It was not surprising for me to receive criticism from some family over my handling of my father’s illness and passing as it relates to sharing with my children. Just like there is no right way to parenting, there is no right way of parenting through this. I promise you that whichever path you follow, someone will question you but no more than you question yourself.
When I learned that my father had cancer, I was already at one of the lowest points in my life. Not 6 months prior had we been relocated from the home, career, schools, friends and community that I loved so dearly to another country half-way around the world. I’d lost that home and job, my children were suffering in their new school, and without a shared language or culture I felt that I had no friends and was intimated to conduct daily activities, such as grocery shopping.

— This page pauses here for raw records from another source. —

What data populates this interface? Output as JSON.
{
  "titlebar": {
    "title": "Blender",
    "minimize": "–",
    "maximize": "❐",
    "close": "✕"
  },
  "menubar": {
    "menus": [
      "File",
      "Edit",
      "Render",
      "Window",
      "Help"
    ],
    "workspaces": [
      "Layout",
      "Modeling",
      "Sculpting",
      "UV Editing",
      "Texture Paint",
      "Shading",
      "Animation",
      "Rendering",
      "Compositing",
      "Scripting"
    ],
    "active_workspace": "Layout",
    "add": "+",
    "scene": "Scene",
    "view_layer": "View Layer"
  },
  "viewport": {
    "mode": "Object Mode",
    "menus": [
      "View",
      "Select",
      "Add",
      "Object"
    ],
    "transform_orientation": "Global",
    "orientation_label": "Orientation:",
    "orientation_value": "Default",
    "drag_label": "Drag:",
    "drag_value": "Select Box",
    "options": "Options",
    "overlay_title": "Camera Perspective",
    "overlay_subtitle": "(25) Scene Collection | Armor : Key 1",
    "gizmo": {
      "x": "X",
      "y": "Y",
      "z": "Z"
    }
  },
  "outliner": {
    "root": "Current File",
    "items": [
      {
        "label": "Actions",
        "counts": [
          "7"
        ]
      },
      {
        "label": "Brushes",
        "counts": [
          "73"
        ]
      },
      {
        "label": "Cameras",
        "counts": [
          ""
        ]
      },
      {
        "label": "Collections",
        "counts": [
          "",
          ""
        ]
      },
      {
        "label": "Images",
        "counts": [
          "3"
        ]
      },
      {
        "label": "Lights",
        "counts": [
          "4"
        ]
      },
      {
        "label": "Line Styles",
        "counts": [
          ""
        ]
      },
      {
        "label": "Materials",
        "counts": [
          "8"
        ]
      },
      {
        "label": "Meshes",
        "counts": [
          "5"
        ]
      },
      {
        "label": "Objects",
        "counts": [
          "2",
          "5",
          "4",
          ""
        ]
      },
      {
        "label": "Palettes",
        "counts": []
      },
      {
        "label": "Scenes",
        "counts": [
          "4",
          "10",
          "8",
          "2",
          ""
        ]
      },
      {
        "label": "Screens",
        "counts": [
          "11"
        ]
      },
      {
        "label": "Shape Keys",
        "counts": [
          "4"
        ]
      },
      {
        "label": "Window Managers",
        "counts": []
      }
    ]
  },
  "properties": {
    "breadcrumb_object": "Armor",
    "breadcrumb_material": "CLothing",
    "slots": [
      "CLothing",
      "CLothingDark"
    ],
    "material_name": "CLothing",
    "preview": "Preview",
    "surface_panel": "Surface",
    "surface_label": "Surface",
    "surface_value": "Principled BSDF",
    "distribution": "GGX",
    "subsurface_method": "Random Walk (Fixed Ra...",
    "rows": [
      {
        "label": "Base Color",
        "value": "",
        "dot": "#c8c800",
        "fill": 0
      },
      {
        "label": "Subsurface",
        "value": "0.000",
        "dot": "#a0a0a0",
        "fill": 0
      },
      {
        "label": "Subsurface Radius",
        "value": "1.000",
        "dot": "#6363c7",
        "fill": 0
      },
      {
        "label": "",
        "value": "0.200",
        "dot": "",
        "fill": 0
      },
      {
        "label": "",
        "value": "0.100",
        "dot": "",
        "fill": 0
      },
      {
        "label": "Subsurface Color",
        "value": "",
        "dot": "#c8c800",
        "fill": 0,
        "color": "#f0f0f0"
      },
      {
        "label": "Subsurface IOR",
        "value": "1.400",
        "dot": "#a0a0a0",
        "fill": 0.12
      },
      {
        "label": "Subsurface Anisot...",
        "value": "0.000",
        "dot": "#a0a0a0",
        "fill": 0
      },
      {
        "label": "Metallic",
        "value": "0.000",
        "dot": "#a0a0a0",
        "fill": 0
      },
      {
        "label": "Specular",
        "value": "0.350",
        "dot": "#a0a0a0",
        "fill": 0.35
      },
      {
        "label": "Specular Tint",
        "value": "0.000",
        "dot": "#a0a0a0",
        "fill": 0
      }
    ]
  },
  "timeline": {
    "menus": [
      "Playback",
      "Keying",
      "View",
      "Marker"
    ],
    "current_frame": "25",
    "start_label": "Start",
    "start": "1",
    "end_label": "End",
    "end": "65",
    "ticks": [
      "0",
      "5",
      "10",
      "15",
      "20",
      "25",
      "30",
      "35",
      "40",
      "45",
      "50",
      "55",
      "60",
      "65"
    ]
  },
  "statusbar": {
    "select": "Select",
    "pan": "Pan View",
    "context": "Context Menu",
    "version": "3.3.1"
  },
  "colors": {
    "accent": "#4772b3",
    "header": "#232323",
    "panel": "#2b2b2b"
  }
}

When my father told me he wasn’t going to get better, I didn’t have the mental strength to pretend that I’d be okay, that we’d be okay, that anything was ever going to be okay again. Not once did I doubt sharing my fears and vulnerabilities with my children who were 6 and 8 at the time. Perhaps this was selfish of me. But I didn’t have the inner strength to pretend.
Pretending is exactly what I would have been doing. To what end? To protect them from understanding the complexities of life? To shield them from the loss that they’d be facing?
We expect that our children are honest and forthcoming with their emotions with us; I trust them enough to be able to accept the same from me. So, when my son said “Granddad will be alright. He’ll beat this.” I simply shook my head and told him no, he wouldn’t and to think otherwise was lying to yourself.
And when my daughter was in tears, afraid of dying I told her ‘You know who’s dying? Granddad. Let’s call him and ask if he’s afraid.” Which we did. And he told her that he wasn’t afraid, that he was so tired of being so sick, and that for him, dying was like the best sleep he could ever imagine. While she grieves him, my daughter hasn’t been afraid of dying since.
Which is perhaps one of the gifts I cherish most from my father’s passing. A gift we were only able to receive because we were honest about our fears and our sadness.
To that grieving Mommy I would say that the best gift she can ever give her child is her real self. Not just the happy self, but the woman who’s sad and tired and lost. The woman who was someone’s child and desperately wants to hold tightly to that feeling of having her father’s love. And to embrace the opportunity to not only be sad about his passing with her child, but to celebrate the sadness that only comes through deep affection and appreciation.